“By His law of celibacy, the priest so far from losing the gift and duties of fatherhood rather increases them immeasurably. For although he does not beget progeny for this passing life on earth, he begets a spiritual family. Every man wants to be a father. The option he has is what kind of fatherhood he will experience. This is the capstone, as only priests who are faithful to their celibacy know their genuine fatherhood. And let no one steal that mystery from our faith. The priest is emphatically not a pious bachelor. He is wedded to the Savior’s work in this world. And celibacy is the obvious, and if only people would believe it, congenial, happy, enjoyable expression of the priest’s relationship to God and man. All of this, however, requires deep faith in the priests. It requires discipline of his senses, especially his eyes and his sense of touch. He must be a disciplined man. No one else can remain celibate.
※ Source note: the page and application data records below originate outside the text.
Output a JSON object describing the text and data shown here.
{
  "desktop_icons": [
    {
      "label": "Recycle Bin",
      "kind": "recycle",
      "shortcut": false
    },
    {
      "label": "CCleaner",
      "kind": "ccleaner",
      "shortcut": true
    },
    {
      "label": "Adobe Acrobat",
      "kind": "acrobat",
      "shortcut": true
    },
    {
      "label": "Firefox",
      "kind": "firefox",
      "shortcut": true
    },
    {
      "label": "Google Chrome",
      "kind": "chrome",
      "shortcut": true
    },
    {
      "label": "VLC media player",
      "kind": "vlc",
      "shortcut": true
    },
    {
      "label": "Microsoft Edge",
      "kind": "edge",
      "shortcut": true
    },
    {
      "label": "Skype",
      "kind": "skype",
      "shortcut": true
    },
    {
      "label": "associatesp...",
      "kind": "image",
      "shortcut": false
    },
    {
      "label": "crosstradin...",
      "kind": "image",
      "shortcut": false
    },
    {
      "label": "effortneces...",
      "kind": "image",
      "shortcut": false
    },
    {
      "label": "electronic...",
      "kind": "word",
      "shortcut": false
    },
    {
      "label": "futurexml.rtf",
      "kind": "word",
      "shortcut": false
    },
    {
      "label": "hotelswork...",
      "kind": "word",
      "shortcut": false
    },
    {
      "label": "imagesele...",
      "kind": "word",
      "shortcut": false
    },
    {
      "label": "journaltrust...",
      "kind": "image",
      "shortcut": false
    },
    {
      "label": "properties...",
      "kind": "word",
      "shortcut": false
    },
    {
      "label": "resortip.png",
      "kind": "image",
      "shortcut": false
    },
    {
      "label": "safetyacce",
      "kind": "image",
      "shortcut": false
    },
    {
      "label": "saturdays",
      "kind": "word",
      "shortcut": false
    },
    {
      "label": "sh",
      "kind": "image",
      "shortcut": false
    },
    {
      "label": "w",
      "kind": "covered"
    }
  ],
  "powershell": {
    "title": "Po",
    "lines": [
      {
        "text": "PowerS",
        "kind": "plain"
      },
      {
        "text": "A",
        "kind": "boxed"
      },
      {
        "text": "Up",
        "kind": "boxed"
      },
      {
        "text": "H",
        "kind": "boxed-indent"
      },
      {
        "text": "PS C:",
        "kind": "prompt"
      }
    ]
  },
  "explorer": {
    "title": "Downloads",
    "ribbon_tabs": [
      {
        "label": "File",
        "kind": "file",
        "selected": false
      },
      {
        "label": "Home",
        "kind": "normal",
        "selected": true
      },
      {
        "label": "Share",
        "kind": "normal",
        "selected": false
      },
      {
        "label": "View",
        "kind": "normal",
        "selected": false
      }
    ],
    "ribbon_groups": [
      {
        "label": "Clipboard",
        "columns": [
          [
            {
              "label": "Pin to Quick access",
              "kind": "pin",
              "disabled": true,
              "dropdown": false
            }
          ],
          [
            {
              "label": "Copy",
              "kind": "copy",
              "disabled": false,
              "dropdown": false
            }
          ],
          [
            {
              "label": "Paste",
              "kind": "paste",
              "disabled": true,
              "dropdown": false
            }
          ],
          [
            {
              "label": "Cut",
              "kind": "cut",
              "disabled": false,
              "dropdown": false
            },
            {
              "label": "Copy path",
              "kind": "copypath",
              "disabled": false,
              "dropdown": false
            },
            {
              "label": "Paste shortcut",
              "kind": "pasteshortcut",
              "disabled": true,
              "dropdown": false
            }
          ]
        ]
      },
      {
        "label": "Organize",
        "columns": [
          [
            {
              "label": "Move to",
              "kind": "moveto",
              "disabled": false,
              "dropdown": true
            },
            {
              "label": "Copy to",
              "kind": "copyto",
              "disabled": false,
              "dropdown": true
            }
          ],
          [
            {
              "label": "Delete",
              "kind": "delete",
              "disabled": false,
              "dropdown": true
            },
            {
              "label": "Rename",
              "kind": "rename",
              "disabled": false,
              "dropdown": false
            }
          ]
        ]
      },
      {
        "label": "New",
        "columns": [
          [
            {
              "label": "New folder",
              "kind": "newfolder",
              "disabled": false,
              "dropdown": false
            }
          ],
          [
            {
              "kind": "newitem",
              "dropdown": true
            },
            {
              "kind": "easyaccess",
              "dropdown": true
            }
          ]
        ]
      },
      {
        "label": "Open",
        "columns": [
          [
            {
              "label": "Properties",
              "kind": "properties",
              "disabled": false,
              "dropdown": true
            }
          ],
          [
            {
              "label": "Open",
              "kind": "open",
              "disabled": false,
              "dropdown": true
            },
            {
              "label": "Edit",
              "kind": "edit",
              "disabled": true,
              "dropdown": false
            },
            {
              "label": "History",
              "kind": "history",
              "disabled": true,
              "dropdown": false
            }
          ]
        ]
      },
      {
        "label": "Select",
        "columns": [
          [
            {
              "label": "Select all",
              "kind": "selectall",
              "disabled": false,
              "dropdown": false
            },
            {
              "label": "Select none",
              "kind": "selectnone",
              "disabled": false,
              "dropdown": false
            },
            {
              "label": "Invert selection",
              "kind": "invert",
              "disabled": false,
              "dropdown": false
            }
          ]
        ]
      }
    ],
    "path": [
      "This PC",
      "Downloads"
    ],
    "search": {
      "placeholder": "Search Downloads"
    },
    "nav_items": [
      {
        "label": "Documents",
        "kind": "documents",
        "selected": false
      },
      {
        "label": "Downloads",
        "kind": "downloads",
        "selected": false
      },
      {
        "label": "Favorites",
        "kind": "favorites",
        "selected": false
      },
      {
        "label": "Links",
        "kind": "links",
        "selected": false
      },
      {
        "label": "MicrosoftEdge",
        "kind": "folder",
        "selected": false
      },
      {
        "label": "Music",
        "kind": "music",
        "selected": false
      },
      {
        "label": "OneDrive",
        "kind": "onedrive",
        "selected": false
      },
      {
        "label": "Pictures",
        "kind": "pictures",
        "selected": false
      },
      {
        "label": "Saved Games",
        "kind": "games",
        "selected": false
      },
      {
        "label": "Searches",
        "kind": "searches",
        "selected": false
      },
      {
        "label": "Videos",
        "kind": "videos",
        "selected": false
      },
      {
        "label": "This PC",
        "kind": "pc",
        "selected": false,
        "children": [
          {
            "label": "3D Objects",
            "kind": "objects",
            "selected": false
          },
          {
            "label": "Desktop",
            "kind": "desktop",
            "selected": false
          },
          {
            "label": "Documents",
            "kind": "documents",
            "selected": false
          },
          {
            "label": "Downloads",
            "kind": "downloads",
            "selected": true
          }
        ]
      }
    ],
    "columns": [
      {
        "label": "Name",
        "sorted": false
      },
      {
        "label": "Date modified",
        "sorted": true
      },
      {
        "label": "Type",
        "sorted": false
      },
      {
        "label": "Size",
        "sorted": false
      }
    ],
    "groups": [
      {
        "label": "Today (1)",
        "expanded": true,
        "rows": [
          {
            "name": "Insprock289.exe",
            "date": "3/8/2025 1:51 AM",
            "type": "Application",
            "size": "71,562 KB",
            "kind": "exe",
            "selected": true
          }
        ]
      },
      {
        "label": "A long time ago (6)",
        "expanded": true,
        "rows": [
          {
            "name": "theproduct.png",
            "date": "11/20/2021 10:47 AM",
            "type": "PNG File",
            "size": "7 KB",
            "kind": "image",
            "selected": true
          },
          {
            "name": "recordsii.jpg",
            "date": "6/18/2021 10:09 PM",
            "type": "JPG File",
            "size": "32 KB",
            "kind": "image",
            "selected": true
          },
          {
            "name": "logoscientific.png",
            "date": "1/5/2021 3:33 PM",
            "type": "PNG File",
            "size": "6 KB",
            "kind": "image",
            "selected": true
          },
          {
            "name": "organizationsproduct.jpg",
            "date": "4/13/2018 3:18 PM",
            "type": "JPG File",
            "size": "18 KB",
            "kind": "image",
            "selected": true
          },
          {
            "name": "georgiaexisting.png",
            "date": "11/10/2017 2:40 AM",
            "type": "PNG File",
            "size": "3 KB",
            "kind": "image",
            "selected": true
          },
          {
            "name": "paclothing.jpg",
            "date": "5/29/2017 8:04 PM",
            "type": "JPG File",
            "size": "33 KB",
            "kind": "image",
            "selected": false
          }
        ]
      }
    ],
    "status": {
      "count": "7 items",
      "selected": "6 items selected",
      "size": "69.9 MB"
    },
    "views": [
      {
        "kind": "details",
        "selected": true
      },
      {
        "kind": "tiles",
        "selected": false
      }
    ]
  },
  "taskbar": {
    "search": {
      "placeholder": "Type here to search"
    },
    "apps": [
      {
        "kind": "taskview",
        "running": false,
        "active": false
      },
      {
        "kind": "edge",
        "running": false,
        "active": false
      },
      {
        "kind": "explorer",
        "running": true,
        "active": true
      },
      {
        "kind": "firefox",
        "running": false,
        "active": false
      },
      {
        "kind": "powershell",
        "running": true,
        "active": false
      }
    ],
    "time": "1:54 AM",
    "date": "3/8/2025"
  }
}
It requires much prayer and an easy communion with God. Above all, it requires a great love of Jesus Christ. And of course, a great deal of grace from the Savior who called him and ordained him to the priesthood.” –Pope Pius XII

One priest said the following after seventeen years as a priest in parish life, “When I begin in a parish for the first time, I look out at the people and know maybe a few of them. I haven’t done this before, but next time I move into a new parish. I would like to say something like, ‘I want to say that today we begin a very sacred relationship together which I do not take lightly. During the years that I am your pastor, we will face so much of life together. We will have to make decisions about budgets, repairs, school issues, education and formation of our young people. Mostly though, I am very aware that as pastor I will be linked with you in the most sacred moments of life: the birth of your children, baptisms and first communions; I will be with you every week sharing with you the presence of Christ in the Eucharist; I will have the blessing of giving you God’s grace of forgiveness in the confessional; I will visit you in the hospitals and nursing homes. You will call me to come and anoint your loved ones who are sick and dying. I will be with many of you as you prepare for death and eternity. Our relationship, through the Sacraments, will impact your very eternity and mine. For that reason I want to state clearly, I consider this a great blessing and privilege to serve you as your pastor and spiritual father. Pray that be worthy of this mission.’”

There is a fatherhood the priest accepts every time he begins a new assignment that should give him pause, and to realize that the gift of his priesthood is essential to the life of grace for all the people he serves.

Story example: As a teacher in a Catholic high school I had one particular year which was very difficult and I wanted to get out of teaching but was too afraid to ask the bishop. One night I went to visit an elderly priest of our diocese, Father Joe Martinson. He would die the next week of cancer. I asked him what he would have done differently if he could do his life over again. Not knowing of my disdain for teaching, he said, “I would have taught high school longer.” I couldn’t believe he was saying that and then I shared with him how I was tired of teaching and just wanted out and away from the students who were the most troublemakers. Father Martinson, answered with a strong voice, “Do not stop teaching until the Bishop asks you to. These are the years of your fatherhood. The young people will test you. That is what young people do. But don’t give up on them. They need your fatherhood. Stay with them and later in life, they will come back and you will see that these spiritual children will be a part of the rest of your life, and they will strengthen you in the future.” I prayed about what he said and some time later asked the bishop to keep me in teaching as long as possible. I would never have chosen to do that had Father Martinson not shared his sense of spiritual fatherhood with me.